■ Items from an interface collection
*** Begin section ***

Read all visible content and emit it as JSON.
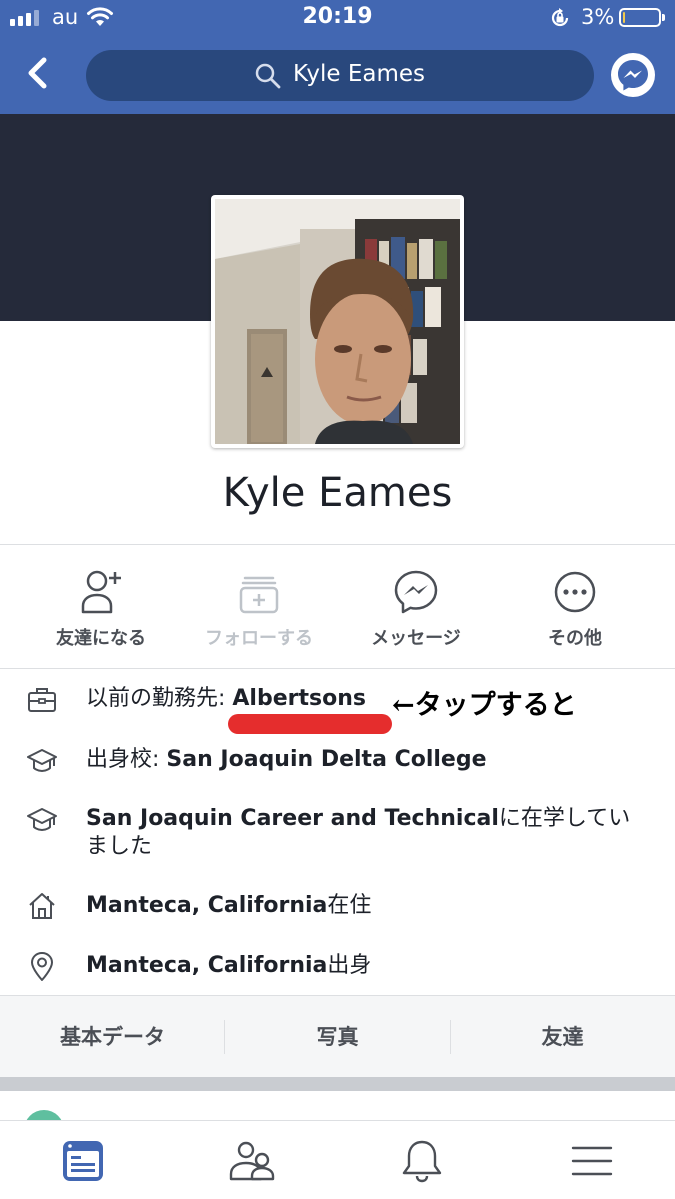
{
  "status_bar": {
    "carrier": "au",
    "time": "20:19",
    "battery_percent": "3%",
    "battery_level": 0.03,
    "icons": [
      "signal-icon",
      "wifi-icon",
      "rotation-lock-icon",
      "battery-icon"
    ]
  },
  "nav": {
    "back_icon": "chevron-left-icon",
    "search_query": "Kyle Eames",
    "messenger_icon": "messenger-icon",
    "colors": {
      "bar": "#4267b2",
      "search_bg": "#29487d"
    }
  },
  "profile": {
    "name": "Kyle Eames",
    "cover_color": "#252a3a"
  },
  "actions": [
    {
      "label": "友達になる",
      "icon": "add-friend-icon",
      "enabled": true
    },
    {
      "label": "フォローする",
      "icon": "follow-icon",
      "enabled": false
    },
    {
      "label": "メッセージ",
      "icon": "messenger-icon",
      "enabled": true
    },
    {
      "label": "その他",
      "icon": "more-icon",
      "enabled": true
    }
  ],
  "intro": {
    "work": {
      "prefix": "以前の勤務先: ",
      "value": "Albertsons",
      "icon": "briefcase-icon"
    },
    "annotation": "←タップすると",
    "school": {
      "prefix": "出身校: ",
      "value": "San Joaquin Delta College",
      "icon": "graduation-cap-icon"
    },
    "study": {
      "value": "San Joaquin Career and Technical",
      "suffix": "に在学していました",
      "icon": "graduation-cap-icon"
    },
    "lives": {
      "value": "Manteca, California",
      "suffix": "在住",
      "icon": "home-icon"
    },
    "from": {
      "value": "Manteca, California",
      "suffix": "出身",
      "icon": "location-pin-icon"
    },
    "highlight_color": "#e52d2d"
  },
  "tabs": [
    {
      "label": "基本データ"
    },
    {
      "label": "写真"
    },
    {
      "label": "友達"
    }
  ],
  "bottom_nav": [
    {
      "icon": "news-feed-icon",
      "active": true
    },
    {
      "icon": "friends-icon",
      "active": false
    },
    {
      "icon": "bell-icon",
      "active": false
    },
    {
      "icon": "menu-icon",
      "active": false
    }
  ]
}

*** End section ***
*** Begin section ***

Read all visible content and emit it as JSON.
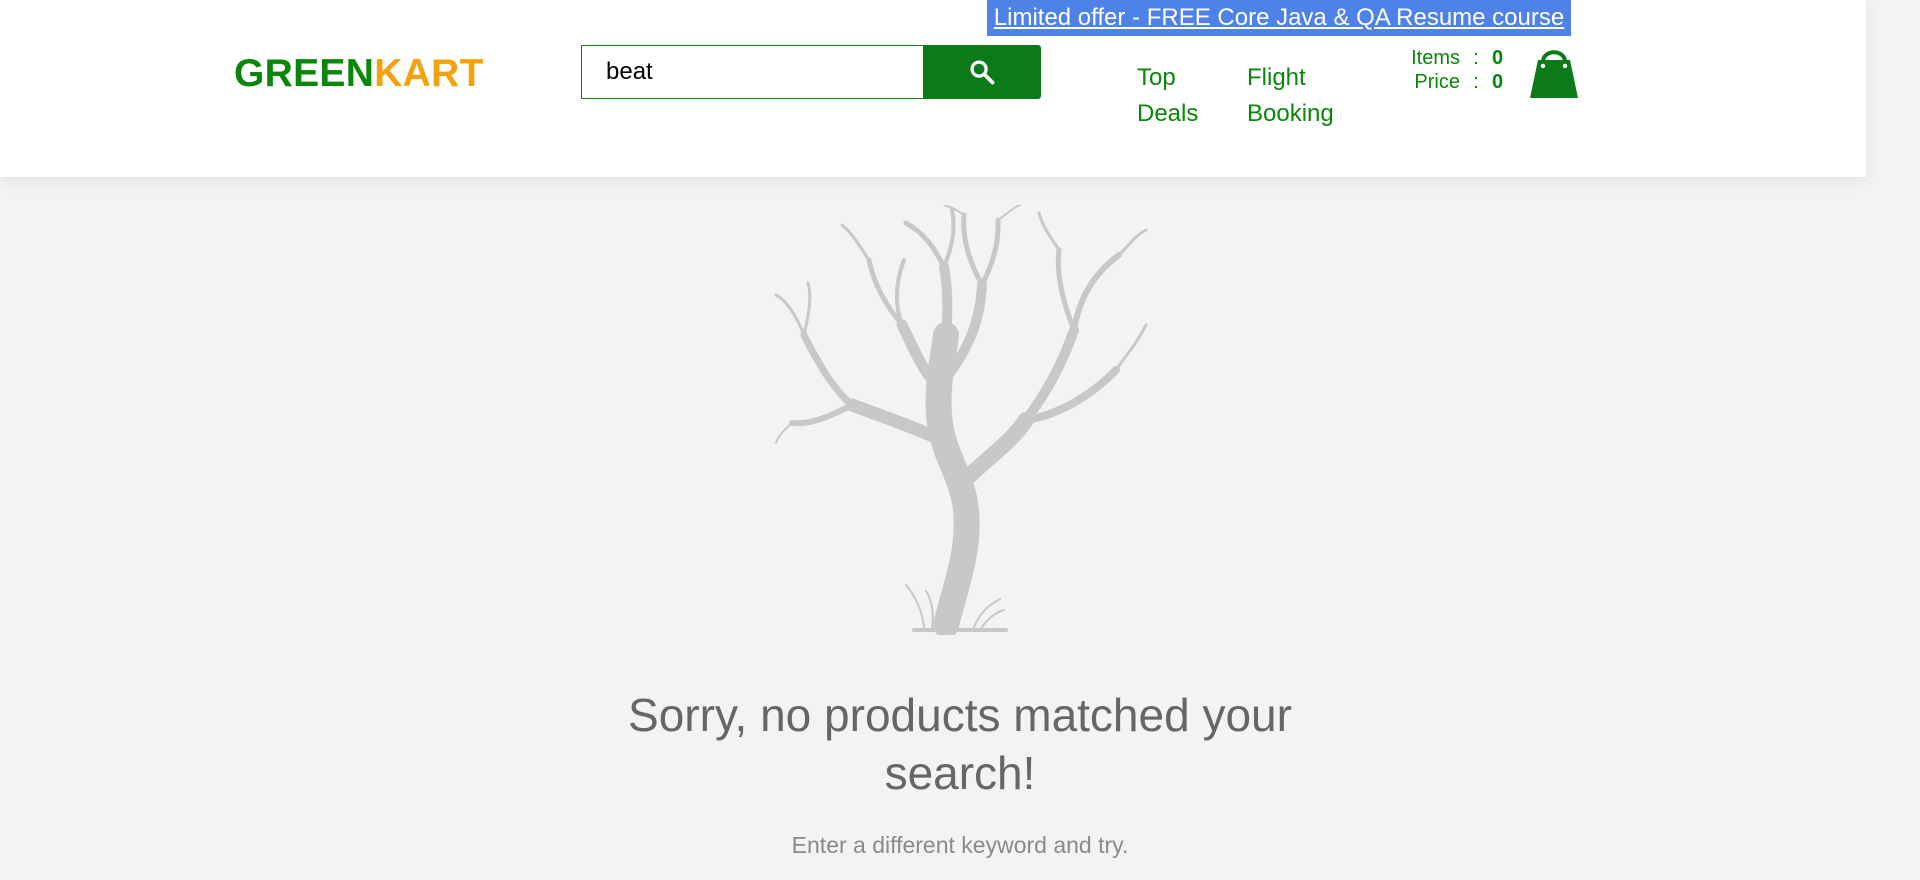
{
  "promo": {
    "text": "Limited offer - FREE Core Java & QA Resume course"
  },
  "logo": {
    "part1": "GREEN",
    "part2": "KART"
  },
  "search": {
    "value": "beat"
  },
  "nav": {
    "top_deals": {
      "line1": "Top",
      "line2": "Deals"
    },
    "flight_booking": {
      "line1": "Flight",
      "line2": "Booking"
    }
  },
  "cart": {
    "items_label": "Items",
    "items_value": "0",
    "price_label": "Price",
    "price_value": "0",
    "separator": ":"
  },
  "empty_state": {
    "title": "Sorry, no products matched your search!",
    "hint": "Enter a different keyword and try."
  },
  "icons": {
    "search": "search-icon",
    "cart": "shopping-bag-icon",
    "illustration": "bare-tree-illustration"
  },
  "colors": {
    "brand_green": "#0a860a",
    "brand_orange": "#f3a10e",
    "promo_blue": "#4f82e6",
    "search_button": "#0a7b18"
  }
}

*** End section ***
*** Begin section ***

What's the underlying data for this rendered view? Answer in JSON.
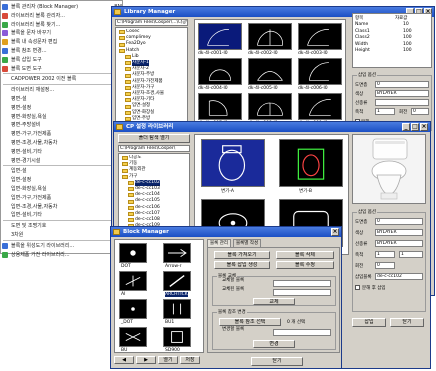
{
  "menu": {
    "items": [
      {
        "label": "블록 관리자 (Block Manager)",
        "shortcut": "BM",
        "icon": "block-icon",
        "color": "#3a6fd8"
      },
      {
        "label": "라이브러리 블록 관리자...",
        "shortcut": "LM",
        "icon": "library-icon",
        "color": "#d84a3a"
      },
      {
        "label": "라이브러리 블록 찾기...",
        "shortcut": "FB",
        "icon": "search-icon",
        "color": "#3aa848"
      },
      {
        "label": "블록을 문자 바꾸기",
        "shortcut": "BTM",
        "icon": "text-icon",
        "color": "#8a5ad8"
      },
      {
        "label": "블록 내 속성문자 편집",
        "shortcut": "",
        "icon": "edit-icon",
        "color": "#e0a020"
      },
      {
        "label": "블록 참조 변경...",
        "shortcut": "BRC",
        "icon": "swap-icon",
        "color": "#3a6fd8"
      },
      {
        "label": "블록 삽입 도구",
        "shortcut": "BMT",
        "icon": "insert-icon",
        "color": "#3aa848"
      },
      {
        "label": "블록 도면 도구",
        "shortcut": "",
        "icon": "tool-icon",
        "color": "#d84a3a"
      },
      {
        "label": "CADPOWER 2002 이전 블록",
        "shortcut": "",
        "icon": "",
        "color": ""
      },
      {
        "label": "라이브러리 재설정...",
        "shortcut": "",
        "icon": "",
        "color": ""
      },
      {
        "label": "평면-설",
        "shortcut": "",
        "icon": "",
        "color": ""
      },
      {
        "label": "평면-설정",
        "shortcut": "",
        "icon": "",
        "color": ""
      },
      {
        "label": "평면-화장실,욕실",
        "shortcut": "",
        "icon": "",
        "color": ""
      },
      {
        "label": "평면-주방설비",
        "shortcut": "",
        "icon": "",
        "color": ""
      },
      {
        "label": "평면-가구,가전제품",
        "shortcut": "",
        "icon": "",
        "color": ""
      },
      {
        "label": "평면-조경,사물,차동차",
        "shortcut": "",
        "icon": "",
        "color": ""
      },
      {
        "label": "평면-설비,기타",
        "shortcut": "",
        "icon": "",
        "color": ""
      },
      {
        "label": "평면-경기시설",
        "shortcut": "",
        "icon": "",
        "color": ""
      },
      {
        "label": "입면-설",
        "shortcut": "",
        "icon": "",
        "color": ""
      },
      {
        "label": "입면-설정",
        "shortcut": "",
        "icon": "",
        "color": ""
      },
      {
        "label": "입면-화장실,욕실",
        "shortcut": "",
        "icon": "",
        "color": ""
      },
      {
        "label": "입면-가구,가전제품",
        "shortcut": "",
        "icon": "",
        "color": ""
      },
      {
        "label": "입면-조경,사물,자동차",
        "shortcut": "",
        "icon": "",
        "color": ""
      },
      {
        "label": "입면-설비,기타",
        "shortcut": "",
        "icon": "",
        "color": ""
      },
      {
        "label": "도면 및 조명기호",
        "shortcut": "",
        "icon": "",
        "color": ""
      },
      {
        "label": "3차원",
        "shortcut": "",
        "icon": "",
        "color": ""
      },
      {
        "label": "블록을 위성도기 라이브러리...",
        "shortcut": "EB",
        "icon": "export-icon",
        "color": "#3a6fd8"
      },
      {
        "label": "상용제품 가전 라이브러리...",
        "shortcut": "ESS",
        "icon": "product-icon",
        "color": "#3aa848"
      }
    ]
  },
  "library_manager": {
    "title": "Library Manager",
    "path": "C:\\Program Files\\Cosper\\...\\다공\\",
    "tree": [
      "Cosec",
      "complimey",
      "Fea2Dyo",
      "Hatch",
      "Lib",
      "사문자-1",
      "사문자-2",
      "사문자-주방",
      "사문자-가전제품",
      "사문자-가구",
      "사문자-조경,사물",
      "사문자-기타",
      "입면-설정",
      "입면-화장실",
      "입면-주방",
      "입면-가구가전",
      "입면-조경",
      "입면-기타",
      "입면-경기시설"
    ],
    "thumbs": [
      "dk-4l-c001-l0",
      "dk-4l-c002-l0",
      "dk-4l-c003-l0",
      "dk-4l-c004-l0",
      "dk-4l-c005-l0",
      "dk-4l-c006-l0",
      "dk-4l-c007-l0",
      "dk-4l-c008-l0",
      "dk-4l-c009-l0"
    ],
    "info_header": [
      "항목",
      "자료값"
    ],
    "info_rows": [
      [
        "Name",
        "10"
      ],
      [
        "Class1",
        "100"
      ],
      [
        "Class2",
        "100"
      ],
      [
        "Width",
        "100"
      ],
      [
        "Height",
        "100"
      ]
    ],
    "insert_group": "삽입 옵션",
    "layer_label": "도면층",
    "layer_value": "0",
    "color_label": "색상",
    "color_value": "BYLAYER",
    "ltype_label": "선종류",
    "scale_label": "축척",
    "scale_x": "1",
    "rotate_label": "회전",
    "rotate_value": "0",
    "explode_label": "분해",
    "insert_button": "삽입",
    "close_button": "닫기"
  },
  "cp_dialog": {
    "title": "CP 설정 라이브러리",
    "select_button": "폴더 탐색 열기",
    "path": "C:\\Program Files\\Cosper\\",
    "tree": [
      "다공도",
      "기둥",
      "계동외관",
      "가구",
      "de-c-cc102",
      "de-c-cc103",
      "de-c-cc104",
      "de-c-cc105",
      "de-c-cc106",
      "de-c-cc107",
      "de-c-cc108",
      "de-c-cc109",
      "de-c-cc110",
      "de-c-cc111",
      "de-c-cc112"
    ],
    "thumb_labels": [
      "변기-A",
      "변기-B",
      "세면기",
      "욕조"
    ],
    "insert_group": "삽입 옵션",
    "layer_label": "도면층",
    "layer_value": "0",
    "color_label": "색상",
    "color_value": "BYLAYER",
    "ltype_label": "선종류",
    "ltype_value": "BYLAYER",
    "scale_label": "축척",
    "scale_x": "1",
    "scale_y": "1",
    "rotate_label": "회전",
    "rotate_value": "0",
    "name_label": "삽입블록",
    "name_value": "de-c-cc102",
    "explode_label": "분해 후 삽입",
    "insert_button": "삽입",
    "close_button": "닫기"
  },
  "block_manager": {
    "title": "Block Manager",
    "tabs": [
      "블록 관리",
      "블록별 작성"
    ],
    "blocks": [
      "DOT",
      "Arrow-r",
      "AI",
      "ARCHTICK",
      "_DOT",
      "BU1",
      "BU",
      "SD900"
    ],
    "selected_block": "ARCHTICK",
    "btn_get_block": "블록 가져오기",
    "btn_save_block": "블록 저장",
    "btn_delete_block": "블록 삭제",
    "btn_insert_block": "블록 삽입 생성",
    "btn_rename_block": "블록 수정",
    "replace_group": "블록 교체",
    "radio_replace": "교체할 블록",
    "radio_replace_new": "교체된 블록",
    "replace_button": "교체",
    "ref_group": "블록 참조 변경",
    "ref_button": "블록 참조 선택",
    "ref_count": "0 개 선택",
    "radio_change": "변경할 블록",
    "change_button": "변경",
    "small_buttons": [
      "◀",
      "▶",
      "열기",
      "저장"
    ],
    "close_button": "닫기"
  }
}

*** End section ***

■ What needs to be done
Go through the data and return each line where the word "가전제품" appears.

■ Solved exercise
        "label": "평면-가구,가전제품",
        "label": "입면-가구,가전제품",
      "사문자-가전제품",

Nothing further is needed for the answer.